WHAT IS NEEDED
From the entries below, copy every line that holds the word "Trustme".

[Interface dataset entries]
▼

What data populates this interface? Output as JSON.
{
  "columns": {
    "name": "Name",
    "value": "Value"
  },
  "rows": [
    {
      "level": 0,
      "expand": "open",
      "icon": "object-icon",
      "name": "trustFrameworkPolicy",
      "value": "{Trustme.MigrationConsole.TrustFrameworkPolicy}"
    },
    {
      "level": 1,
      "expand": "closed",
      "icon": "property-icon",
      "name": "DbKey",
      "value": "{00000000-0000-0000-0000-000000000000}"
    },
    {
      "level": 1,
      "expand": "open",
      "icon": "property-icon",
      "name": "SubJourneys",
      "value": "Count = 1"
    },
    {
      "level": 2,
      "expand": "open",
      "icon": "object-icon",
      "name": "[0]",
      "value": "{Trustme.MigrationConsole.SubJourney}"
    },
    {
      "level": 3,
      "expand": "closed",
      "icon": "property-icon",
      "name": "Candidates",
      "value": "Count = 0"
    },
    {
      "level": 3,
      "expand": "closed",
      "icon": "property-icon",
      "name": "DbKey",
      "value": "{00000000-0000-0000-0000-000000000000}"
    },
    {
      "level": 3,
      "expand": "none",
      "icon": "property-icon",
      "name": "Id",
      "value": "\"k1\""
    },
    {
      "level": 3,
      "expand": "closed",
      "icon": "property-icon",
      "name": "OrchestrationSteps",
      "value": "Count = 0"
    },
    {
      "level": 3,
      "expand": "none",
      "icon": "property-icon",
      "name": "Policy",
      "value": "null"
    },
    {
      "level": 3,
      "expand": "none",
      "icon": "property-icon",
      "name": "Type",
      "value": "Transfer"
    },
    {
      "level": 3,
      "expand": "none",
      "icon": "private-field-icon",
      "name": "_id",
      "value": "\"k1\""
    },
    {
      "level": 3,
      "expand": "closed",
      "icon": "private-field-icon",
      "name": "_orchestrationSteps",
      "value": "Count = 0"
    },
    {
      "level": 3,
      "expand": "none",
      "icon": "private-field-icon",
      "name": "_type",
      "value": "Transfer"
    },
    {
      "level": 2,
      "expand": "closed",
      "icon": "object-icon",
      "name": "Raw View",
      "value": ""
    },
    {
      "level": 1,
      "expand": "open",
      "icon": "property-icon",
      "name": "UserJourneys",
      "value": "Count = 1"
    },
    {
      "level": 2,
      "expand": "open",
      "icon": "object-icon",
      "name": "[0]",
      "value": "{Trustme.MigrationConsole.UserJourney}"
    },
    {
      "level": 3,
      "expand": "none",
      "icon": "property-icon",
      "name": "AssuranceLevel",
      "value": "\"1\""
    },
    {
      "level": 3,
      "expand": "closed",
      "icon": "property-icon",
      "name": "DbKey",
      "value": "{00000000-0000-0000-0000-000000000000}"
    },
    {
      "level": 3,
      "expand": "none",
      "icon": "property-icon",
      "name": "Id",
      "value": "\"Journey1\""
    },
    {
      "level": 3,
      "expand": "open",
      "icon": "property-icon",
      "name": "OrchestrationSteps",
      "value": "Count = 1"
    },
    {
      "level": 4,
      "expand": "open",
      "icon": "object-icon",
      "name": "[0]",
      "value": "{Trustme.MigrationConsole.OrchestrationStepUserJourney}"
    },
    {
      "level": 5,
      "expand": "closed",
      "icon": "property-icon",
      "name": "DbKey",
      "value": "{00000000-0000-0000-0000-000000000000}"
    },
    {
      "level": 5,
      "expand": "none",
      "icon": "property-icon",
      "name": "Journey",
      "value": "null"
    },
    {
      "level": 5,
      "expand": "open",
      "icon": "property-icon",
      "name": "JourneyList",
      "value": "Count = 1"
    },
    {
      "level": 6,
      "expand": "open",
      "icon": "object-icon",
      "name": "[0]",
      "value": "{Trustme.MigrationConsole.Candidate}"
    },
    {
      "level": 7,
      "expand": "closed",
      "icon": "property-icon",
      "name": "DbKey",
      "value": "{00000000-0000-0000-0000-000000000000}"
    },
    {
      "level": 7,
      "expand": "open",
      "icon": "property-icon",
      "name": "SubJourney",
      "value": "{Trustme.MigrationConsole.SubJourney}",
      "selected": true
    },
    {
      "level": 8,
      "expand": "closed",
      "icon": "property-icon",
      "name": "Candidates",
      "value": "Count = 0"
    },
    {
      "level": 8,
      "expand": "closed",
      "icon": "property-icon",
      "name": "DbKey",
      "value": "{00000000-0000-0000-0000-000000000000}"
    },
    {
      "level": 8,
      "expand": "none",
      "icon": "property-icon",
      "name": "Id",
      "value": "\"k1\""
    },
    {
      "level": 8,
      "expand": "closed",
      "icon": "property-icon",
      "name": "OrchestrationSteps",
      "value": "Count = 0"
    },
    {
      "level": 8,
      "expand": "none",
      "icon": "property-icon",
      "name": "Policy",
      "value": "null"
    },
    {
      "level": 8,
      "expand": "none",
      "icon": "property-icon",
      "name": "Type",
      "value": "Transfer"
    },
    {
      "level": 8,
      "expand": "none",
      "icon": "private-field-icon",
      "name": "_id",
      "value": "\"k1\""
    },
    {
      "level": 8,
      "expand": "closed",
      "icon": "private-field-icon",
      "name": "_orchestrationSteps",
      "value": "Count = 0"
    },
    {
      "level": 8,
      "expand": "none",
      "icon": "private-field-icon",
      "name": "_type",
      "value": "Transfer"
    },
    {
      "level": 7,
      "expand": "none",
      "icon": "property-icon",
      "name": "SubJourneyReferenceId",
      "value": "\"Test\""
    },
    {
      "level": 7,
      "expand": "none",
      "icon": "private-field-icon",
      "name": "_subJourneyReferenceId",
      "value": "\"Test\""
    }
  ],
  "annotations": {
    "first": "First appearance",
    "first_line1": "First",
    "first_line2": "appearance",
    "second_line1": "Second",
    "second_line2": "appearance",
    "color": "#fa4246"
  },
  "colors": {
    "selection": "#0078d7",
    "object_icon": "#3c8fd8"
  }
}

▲

SOLUTION
      "value": "{Trustme.MigrationConsole.TrustFrameworkPolicy}"
      "value": "{Trustme.MigrationConsole.SubJourney}"
      "value": "{Trustme.MigrationConsole.UserJourney}"
      "value": "{Trustme.MigrationConsole.OrchestrationStepUserJourney}"
      "value": "{Trustme.MigrationConsole.Candidate}"
      "value": "{Trustme.MigrationConsole.SubJourney}",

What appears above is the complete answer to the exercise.